Where are the school-house gates?

On Jan. 13 1988 the U.S. Supreme Court announced a devastating blow to student speech and the student press when it approved the authority of the principal of Hazelwood East High School to remove controversial stories about teen pregnancy and divorce from the school newspaper.

The court’s decision in Hazelwood vs. Kuhlmeier was one of the most far-reaching decisions restricting free speech and has continued to restrict student speech into the 21st century.Continue Reading

The right to be let alone

The word privacy isn’t in the Constitution. Yet privacy has become one of the most important values protected by the Bill of Rights.

Privacy is the right to get away. To keep people out – out of your house, out of your business, out of your papers, out of your life. It is the right to be let alone, as Louis Brandeis put it. The right to be forgotten, as the Europeans now say.Continue Reading
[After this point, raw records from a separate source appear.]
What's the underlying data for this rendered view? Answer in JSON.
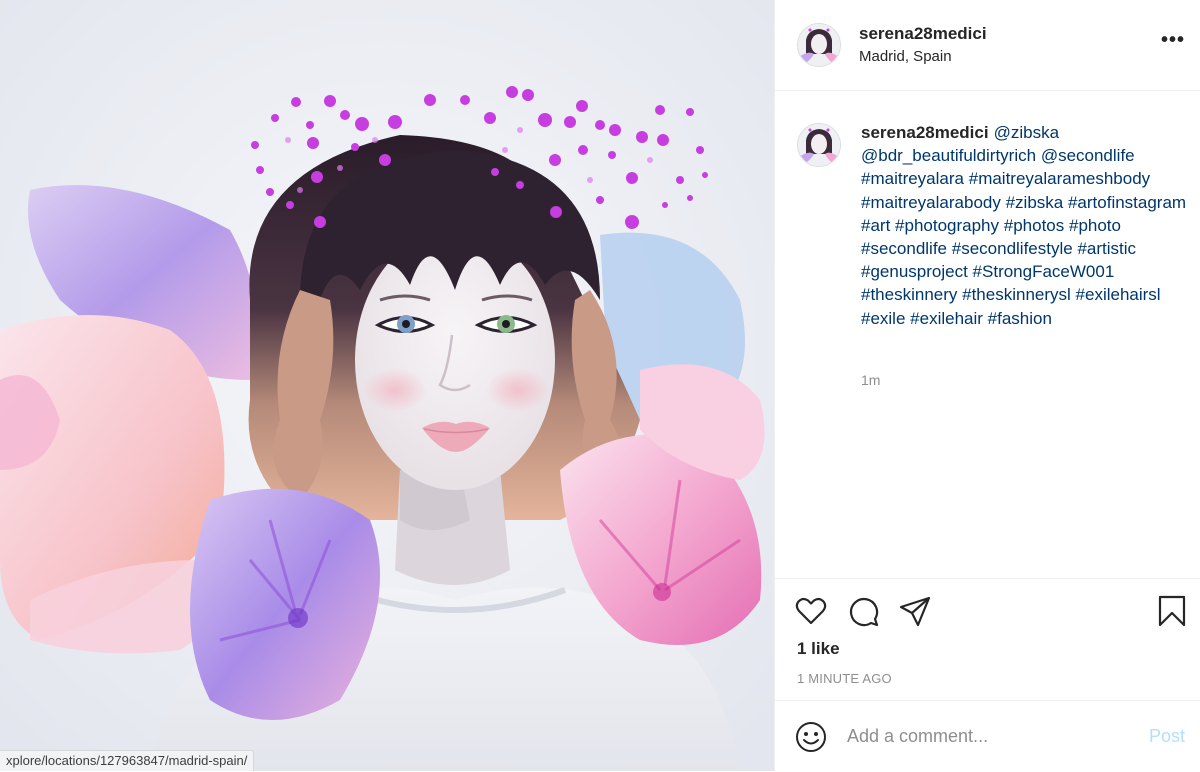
{
  "post": {
    "username": "serena28medici",
    "location": "Madrid, Spain",
    "more_icon": "more-options-icon"
  },
  "caption": {
    "username": "serena28medici",
    "mentions": [
      "@zibska",
      "@bdr_beautifuldirtyrich",
      "@secondlife"
    ],
    "hashtags": [
      "#maitreyalara",
      "#maitreyalarameshbody",
      "#maitreyalarabody",
      "#zibska",
      "#artofinstagram",
      "#art",
      "#photography",
      "#photos",
      "#photo",
      "#secondlife",
      "#secondlifestyle",
      "#artistic",
      "#genusproject",
      "#StrongFaceW001",
      "#theskinnery",
      "#theskinnerysl",
      "#exilehairsl",
      "#exile",
      "#exilehair",
      "#fashion"
    ],
    "time_ago": "1m"
  },
  "actions": {
    "icons": [
      "heart-icon",
      "comment-icon",
      "share-icon",
      "bookmark-icon"
    ],
    "likes": "1 like",
    "date": "1 MINUTE AGO"
  },
  "comment": {
    "placeholder": "Add a comment...",
    "post_label": "Post",
    "emoji_icon": "emoji-icon"
  },
  "status_bar": {
    "url": "xplore/locations/127963847/madrid-spain/"
  },
  "colors": {
    "link": "#00376b",
    "muted": "#8e8e8e",
    "post_disabled": "#b2dffc",
    "divider": "#efefef"
  }
}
Political correctness: clash of values

The national conversation about political correctness is a clash between two of the most important American values – freedom and equality.
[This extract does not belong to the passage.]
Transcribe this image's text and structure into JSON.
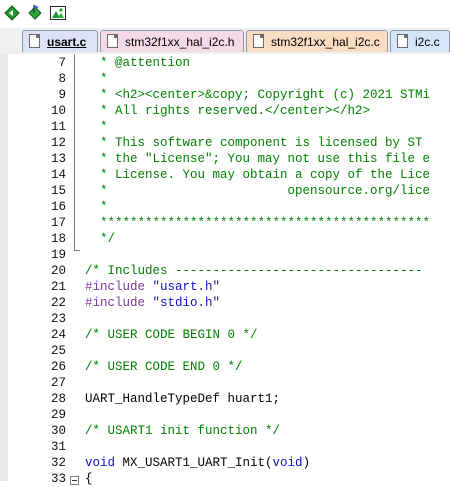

How much freedom should people have to say nasty things that marginalize those who have historically been treated unequally?

The First Amendment’s answer to that question is to favor speech over good manners and civil discussion. It protects insults, lies, even hate speech, along with the politically incorrect act of burning the American flag.
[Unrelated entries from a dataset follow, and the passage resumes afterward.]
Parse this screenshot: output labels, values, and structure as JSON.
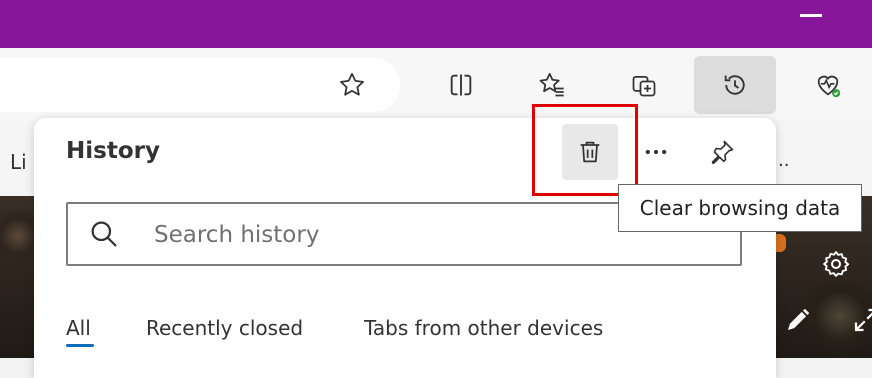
{
  "panel": {
    "title": "History",
    "search_placeholder": "Search history",
    "tabs": [
      {
        "label": "All",
        "selected": true
      },
      {
        "label": "Recently closed",
        "selected": false
      },
      {
        "label": "Tabs from other devices",
        "selected": false
      }
    ]
  },
  "tooltip": {
    "text": "Clear browsing data"
  },
  "favorites_bar": {
    "partial_label": "Li"
  },
  "icons": [
    "minimize-icon",
    "favorite-star-icon",
    "split-screen-icon",
    "favorites-icon",
    "collections-icon",
    "history-icon",
    "browser-essentials-icon",
    "trash-icon",
    "more-icon",
    "pin-icon",
    "search-icon",
    "settings-icon",
    "edit-icon",
    "expand-icon"
  ],
  "colors": {
    "titlebar": "#87169b",
    "highlight": "#e00000",
    "tab_underline": "#0f6cbd",
    "status_green": "#2e9e3e"
  }
}
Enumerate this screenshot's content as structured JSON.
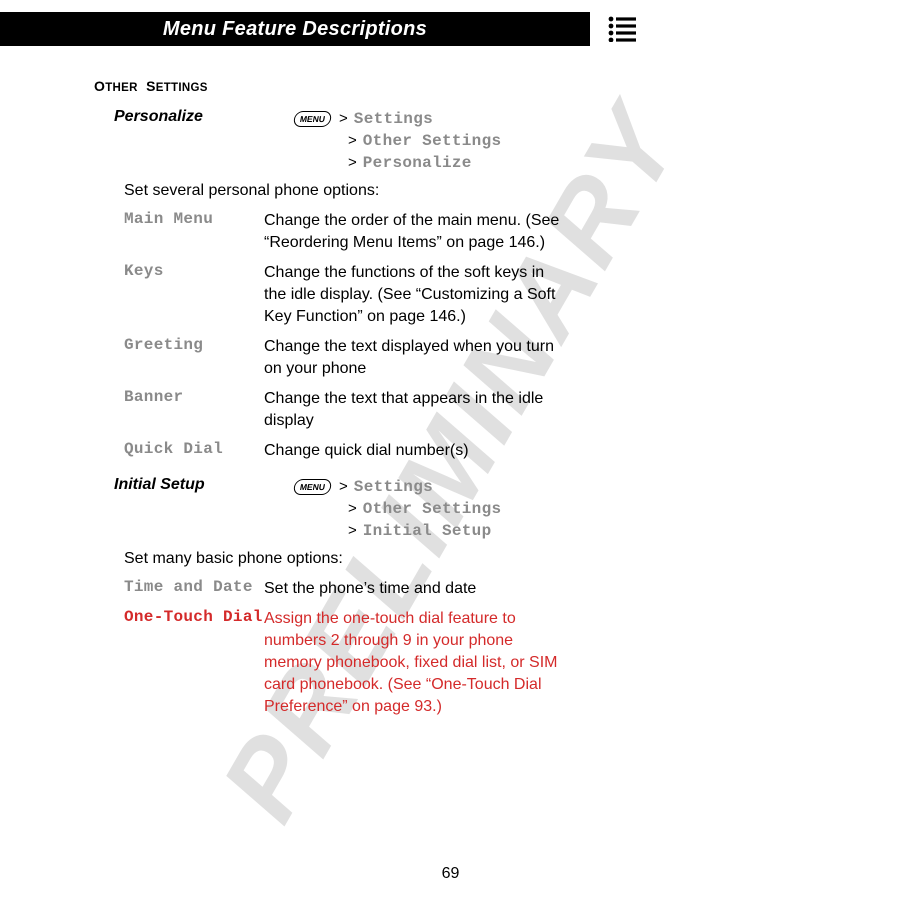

But there are limits. One limit is employers and educational institutions have the legal responsibility under federal civil rights laws to protect against a racially hostile or sexually hostile atmosphere.Continue Reading

Two protections for religious freedom

The First Amendment protects religious freedom in two ways. One is the keep the government from telling people what creed they must worship. The other is to keep the government from telling people what creed they can’t worship.

The first is the Establishment Clause which means government can’t endorse one religion over another or religion over non-religion.

The second, the Free Exercise Clause, says government can’t interfere with people in their practice of religion, even if a church has some unusual practices, such as ritual animal sacrifices.Continue Reading